Gipsy / gypsy

Both words mean ‘a member of a group of people originally from India, who traditionally live and travel around in caravans and who now live all over the world. They also mean someone who does not like to stay in the same place for a long time. Although ‘gipsy’ is the usual spelling, ‘gypsy’ is widely accepted.

Glance / glimpse

A glance is a quick look.

Indra gave me a quick glance and smiled.

A glimpse is a quick look at somebody or something that does not allow you to see them clearly.

Bhadra caught a glimpse of a white car entering the premises.


‘Global’ means ‘affecting or including the whole world.’

What do you know about the global economy?

‘Global’ also means ‘considering all the parts of a problem or situation together.’

We have to take a global view of the situation.

‘Global village’ is another name for the world used to emphasize the degree to which everything is connected and each part depends on the others.

‘A globetrotter’ is someone who spends a lot of their time travelling to many countries.

Goodwill / good-will

‘Goodwill’ means ‘kind feelings towards or between people and a willingness to be helpful.’

A fund has been set up as a goodwill gesture.

Christmas is the season of goodwill.

‘Good-will’ is an adjectival phrase.

Pramod made a good-will gesture.

Got / gotten

‘Got’ is the past tense and past participle of ‘get.’

You cannot use ‘got’ on its own as a present tense meaning of ‘have’ or ‘has’ in standard English.

Malini has a pen.

She has got a pen.

Sometimes ‘got’ is used in place of another verb.

I got to Kandy without any difficulty.

It is better to say ‘I reached Kandy without any difficulty.’

‘Gotten’ is an acceptable word in American English but not in British English except in the phrase ‘ill-gotten money.’

Gourmand / gourmet

A gourmand is someone who likes to eat and drink a lot.

A gourmet is someone who knows a lot about food and wine and who enjoys good food and wine.

‘Gourmand’ is often used in a derogatory sense but ‘gourmet’ is more complimentary.

Grammar / linguistics / syntax

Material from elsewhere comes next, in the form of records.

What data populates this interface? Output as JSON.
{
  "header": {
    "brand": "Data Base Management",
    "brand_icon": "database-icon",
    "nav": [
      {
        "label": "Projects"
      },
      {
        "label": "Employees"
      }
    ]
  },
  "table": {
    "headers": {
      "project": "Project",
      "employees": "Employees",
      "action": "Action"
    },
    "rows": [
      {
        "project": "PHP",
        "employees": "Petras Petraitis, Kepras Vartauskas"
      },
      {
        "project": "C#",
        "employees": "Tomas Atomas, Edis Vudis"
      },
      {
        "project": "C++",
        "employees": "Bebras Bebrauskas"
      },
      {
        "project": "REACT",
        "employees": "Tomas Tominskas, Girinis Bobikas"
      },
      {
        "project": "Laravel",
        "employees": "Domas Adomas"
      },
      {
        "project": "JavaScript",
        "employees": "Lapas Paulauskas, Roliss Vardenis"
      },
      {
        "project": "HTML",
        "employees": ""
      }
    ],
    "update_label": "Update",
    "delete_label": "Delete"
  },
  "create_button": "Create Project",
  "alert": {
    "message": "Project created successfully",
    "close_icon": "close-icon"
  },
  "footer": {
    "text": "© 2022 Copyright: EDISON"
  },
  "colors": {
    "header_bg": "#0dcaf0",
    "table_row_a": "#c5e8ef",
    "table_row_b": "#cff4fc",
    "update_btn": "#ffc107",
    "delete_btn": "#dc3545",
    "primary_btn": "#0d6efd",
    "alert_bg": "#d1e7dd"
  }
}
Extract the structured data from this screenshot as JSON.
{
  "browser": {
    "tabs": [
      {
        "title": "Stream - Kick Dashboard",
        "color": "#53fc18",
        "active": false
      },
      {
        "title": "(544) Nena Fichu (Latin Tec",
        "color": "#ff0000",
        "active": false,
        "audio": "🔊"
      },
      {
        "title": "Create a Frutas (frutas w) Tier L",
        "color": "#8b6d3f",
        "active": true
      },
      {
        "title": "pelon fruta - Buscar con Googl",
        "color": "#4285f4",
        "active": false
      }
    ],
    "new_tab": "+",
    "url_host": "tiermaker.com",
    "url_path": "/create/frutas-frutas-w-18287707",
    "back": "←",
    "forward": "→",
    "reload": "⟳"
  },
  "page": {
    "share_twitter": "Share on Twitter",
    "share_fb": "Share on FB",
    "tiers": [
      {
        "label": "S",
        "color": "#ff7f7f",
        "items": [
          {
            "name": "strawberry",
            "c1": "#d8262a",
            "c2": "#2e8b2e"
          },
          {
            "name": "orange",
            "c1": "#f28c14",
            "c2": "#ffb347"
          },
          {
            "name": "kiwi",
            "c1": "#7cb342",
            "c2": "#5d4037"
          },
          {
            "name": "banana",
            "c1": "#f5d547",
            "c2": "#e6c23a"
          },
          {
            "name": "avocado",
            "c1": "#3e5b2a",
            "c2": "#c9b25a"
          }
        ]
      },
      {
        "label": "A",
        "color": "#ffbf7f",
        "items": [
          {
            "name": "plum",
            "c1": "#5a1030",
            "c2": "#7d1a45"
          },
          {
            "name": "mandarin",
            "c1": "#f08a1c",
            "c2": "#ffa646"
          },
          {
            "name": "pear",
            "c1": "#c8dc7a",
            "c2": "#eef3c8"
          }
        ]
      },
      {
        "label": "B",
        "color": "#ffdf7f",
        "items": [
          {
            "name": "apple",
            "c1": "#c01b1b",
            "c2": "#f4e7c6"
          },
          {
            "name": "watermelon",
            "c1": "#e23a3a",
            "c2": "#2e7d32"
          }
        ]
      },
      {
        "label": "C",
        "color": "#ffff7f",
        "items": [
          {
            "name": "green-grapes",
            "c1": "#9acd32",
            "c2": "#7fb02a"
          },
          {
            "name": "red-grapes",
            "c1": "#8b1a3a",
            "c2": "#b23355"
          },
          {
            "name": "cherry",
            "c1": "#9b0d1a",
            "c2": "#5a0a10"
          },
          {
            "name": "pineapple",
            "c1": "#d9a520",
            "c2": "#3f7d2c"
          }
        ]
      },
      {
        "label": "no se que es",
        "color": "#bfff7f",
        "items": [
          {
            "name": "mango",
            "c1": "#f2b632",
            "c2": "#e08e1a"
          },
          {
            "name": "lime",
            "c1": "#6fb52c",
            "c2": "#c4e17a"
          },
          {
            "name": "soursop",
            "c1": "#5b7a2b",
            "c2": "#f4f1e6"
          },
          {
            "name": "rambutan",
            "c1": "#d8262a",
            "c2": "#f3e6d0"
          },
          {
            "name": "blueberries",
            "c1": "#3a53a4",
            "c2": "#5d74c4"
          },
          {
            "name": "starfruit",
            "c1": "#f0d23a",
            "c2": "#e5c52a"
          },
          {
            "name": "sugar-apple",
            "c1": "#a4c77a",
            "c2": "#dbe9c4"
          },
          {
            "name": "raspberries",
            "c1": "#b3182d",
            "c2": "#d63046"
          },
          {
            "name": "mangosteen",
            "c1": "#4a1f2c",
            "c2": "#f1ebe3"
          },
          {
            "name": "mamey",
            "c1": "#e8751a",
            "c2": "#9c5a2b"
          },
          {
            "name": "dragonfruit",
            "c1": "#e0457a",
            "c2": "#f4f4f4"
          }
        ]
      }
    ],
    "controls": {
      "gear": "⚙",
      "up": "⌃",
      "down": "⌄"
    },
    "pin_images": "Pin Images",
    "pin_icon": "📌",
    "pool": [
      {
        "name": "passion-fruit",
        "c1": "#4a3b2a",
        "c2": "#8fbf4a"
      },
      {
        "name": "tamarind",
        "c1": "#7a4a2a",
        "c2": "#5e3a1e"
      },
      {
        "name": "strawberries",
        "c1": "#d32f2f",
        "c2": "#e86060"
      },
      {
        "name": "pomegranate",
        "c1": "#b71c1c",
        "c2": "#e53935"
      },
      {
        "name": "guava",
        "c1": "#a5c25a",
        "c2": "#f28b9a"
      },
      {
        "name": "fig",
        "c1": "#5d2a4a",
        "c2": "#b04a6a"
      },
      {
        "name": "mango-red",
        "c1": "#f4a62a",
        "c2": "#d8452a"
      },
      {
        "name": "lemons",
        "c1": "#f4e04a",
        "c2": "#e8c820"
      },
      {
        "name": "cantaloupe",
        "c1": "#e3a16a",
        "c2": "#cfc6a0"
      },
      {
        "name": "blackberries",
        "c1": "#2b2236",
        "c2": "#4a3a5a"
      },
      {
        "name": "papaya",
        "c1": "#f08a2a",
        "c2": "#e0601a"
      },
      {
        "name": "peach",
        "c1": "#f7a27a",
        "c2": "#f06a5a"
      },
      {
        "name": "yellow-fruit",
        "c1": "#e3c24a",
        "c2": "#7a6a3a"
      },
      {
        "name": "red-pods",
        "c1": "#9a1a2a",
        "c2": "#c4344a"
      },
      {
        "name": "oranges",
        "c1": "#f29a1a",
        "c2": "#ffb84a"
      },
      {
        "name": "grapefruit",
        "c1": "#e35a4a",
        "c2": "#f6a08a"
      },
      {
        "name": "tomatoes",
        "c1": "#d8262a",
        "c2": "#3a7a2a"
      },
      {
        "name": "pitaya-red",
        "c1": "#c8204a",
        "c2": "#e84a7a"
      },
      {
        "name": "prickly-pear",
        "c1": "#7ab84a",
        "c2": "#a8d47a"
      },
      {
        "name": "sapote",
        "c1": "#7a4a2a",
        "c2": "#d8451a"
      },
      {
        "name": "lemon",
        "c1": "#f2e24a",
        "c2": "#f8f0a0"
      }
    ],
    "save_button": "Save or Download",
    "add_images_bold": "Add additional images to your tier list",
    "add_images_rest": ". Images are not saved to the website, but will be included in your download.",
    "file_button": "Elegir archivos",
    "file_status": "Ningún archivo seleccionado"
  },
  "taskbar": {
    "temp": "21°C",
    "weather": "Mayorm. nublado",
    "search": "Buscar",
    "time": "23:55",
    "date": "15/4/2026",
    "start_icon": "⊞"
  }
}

‘Grammar’ has been defined as the features of a language considered systematically. Linguistics is the science of language covering every aspect of it: sound, word formation, sentence structure, meaning and spelling. Syntax means ‘the pattern or arrangement of words in a sentence showing their relationship to one another. It is a branch of linguistics.

Great Britain

The term ‘Great Britain’ applies to England, Scotland and Wales, both in a geographical and in a political sense. The correct term for England, Scotland, Wales and Northern Ireland is the United Kingdom of Great Britain and Northern Ireland. The British Isles incorporate the Republic of Ireland as well, and is only a geographical term, not a political one.

Grisly / grizzly /grizzled

‘Grisly’ means ‘extremely unpleasant and involving people being killed or injured, as in a series of grisly murders.

‘Grisly’ or ‘grizzly bear’ is a very large bear that lives in the Northwest of North America.

‘Grizzled’ means ‘having grey or greyish hair as in a grizzled old man.